Palmer had the endorsement of ‘National Review’ columnist Quin Hillyer who wrote, “Veteran think-tank workhorse Gary Palmer could immediately, even as a freshman, be a conservative congressional superstar.” “Palmer is not just the founder and longtime president of the Alabama Policy Institute (API), but effectively is the dean of the entire alliance of tremendously successful think tanks known as the State Policy Network (SPN). His quarter century in the conservative vineyards gives Palmer not just unassailable credentials as a full-spectrum conservative, but also the policy chops, procedural knowledge, and political skills to hit the Capitol grounds sprinting as an advocate, legislator, and leader.”
Quin Hillyer said, “For 20 years, API had banged the drum for school choice, plowing the political ground and changing minds aplenty. Last year the state finally enacted a sweeping school-scholarship program, combined with school “flexibility” provisions. And for seven years, API had warned about the budget-busting dangers of a particularly generous ‘special’ pension program for state workers. The legislature saved about $60 million a year by eliminating it, following API’s proposal almost to the letter. Successful ethics reforms and campaign-finance reforms — transparency and disclosure, not limits — also tracked the think tank’s longstanding proposals.”

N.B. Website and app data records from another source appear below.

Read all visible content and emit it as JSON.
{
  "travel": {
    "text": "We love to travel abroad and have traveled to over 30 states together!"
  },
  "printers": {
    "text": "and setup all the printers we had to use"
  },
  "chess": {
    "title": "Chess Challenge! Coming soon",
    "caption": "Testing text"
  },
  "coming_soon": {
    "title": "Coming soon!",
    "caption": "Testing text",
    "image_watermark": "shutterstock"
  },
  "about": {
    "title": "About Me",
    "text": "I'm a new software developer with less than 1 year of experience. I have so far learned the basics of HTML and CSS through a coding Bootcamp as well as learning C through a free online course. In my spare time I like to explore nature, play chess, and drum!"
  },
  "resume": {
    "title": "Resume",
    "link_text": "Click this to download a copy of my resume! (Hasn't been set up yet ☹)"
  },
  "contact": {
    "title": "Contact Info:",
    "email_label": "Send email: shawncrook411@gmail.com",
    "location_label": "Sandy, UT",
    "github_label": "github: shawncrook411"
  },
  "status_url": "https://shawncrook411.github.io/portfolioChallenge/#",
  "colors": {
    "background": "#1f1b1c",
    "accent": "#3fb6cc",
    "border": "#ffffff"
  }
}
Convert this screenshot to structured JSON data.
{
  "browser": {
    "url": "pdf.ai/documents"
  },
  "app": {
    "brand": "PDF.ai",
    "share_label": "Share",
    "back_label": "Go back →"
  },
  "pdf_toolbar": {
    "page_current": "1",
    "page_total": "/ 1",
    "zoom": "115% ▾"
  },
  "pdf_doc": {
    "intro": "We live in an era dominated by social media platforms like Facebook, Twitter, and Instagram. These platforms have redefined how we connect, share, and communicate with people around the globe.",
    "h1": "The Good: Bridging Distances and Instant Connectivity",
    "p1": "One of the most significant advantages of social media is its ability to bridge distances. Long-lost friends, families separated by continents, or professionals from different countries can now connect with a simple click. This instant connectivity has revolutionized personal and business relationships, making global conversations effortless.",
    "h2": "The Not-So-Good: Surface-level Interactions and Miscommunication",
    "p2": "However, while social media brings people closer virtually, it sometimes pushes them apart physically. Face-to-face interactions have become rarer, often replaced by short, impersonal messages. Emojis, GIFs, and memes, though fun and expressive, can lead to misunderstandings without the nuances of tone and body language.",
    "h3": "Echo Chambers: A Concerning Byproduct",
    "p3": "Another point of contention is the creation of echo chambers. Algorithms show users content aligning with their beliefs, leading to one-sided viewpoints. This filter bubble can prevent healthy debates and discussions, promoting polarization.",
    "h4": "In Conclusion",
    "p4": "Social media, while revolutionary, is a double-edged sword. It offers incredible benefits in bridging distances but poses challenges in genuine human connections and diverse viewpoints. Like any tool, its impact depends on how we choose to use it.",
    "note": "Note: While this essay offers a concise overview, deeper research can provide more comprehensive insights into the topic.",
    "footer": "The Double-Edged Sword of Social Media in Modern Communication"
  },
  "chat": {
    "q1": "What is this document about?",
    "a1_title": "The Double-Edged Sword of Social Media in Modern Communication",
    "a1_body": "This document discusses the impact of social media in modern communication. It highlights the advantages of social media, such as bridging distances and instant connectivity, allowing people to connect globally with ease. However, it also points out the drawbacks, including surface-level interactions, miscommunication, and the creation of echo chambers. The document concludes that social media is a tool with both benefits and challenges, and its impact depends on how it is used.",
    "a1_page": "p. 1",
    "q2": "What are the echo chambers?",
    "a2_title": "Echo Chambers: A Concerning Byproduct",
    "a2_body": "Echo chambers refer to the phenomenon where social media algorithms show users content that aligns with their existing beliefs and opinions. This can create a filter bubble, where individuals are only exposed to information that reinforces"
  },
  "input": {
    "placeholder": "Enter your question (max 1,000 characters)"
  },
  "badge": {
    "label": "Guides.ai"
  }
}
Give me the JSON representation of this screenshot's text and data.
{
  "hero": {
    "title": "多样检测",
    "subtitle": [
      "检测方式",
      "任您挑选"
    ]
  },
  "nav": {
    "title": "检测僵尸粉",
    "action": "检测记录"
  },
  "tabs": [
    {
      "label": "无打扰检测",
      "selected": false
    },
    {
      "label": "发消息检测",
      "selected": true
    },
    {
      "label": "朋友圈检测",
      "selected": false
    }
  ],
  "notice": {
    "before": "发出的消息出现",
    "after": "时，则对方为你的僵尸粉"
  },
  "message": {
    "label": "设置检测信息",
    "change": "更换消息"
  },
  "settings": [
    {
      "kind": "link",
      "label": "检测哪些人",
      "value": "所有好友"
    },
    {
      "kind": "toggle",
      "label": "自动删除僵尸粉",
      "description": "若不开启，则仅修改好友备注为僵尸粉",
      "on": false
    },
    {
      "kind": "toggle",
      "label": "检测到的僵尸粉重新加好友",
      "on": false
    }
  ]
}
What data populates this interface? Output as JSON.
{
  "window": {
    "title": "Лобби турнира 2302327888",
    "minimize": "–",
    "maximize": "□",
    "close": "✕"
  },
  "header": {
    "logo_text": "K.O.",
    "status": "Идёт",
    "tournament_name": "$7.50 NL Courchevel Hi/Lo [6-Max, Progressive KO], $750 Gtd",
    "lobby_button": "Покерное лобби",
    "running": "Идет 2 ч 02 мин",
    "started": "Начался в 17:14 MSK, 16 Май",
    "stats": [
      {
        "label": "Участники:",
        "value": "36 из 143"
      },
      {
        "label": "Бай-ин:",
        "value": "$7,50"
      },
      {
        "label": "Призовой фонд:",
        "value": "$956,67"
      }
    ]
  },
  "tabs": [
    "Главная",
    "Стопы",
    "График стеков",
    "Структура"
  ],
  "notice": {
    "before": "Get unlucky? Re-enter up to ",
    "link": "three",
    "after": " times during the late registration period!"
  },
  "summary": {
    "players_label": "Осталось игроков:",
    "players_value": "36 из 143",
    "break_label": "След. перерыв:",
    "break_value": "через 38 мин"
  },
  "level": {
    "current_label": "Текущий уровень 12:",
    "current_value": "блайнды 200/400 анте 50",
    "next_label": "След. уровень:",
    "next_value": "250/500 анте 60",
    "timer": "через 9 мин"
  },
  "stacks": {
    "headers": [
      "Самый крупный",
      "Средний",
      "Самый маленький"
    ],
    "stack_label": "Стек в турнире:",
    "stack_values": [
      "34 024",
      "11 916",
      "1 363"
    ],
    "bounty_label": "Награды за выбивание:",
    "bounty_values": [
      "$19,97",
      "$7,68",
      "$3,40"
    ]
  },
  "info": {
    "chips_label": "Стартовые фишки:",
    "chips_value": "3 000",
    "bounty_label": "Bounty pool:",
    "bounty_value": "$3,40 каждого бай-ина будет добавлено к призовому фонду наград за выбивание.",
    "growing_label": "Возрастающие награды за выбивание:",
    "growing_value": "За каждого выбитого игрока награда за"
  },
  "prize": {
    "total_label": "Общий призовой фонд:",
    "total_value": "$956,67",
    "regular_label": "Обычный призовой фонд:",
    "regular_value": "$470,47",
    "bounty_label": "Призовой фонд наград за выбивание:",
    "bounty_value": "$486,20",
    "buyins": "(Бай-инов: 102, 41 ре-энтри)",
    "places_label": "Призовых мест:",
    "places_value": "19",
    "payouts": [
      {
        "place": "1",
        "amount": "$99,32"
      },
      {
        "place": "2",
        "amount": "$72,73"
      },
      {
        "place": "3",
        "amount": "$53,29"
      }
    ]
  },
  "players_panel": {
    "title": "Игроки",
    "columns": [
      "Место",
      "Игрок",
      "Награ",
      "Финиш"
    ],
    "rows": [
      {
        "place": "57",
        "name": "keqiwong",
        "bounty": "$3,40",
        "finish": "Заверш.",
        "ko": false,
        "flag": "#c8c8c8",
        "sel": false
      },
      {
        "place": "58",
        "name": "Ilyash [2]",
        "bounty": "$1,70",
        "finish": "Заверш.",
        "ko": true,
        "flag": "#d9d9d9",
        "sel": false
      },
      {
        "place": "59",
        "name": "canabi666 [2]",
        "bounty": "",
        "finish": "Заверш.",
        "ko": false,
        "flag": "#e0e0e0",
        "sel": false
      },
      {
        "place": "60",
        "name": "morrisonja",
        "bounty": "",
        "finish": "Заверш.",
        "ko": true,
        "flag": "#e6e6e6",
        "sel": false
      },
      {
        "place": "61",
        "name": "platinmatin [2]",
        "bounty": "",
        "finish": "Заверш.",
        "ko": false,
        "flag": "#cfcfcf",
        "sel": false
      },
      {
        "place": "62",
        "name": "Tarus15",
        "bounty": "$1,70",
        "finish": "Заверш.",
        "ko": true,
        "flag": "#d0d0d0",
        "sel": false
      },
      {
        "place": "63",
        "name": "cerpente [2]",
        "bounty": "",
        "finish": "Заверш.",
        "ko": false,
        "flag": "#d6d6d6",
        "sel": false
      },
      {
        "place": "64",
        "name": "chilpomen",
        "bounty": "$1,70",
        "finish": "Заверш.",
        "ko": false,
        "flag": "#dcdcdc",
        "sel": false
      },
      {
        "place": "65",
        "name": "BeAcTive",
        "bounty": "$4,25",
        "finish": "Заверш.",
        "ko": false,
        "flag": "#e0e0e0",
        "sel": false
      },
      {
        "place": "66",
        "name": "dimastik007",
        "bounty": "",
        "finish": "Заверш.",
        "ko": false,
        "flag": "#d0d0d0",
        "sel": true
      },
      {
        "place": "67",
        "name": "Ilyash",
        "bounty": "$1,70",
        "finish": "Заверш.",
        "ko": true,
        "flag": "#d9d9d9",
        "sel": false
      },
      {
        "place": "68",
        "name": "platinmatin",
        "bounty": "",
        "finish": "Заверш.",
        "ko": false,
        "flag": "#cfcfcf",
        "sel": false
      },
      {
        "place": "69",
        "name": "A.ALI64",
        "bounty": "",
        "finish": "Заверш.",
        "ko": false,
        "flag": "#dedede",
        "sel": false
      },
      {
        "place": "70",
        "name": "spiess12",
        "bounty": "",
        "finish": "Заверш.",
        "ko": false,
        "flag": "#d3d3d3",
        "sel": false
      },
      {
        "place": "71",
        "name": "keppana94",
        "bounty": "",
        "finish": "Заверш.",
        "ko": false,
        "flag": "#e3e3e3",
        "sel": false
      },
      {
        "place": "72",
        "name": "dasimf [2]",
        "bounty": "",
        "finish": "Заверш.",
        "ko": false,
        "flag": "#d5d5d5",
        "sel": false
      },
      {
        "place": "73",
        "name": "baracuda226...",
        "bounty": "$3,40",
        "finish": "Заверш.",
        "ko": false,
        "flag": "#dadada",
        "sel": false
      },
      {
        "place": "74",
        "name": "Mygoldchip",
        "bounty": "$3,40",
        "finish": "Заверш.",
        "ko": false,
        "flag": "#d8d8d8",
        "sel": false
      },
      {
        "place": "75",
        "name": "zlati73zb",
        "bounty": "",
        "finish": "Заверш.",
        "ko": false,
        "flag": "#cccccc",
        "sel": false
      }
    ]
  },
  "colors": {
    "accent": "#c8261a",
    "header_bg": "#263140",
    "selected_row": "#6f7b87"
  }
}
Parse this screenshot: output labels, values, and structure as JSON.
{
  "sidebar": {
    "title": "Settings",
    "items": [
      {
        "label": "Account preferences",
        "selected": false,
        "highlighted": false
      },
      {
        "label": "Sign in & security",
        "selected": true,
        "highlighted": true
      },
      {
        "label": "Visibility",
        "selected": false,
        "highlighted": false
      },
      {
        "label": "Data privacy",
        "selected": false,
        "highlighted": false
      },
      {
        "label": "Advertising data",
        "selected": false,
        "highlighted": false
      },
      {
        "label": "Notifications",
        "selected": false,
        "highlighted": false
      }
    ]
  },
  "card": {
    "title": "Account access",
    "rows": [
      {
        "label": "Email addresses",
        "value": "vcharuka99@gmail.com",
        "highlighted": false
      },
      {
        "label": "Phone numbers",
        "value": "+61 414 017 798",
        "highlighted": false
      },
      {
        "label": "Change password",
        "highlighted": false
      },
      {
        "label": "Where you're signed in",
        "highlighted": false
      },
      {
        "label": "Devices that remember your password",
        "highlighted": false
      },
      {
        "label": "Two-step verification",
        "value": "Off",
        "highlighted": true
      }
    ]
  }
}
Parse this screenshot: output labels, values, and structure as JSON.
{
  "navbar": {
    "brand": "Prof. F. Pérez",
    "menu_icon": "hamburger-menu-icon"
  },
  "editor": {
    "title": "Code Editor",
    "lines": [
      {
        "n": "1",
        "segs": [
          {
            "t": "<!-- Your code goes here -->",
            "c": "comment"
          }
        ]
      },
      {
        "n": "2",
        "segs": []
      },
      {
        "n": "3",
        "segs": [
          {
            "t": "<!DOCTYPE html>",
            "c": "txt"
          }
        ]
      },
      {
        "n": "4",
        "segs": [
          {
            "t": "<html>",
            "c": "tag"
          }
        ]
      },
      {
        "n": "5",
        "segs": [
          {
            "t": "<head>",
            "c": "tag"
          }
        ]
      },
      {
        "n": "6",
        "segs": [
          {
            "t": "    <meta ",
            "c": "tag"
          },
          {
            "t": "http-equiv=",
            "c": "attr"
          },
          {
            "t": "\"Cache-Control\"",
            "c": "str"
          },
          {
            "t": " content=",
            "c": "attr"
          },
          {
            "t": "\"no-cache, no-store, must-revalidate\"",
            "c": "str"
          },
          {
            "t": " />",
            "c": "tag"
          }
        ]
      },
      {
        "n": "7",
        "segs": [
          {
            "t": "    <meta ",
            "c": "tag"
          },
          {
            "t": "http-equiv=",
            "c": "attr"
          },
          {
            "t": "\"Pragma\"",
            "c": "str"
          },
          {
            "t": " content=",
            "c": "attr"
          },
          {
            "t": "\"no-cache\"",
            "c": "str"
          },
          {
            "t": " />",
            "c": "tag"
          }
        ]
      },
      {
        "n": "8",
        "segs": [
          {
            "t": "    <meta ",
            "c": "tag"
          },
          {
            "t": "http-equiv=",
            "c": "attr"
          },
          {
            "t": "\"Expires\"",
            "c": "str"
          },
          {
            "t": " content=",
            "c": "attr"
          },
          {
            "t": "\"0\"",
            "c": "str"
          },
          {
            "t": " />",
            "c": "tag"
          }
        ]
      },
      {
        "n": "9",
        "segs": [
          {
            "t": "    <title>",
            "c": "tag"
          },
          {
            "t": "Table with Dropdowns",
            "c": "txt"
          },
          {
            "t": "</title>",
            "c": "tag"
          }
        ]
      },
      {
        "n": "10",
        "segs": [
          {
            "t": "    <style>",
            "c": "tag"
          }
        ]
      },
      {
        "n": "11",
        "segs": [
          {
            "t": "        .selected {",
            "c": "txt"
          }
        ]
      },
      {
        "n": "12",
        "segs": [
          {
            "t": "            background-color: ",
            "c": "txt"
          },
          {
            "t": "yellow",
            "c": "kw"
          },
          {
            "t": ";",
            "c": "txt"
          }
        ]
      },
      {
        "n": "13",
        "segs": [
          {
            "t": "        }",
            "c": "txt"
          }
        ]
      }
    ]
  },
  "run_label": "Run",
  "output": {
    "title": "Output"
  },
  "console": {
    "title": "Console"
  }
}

Palmer expanded his endorsements to include Rick Burgesse of the popular Rick and Bubba Radio show and reality TV star Jim Bob Duggar.
When the outspoken Dr. Mathis lumped Palmer in with DeMarco, Beason, and Brooke in his infamous ‘Gang of Four’ campaign, Palmer held a rare joint news conference with Beason and Brooke to denounce what they believed were gross misrepresentations by the Mathis campaign.
When the dust cleared, Palmer had 20% of the votes cast easily qualifying for the runoff with Paul DeMarco on Tuesday, July 15.
Longtime Sixth Congressional District incumbent Spencer Bachus (R) from Vestavia is not seeking re-election. Bachus has served the Sixth District for 11 terms in the U.S. Congress.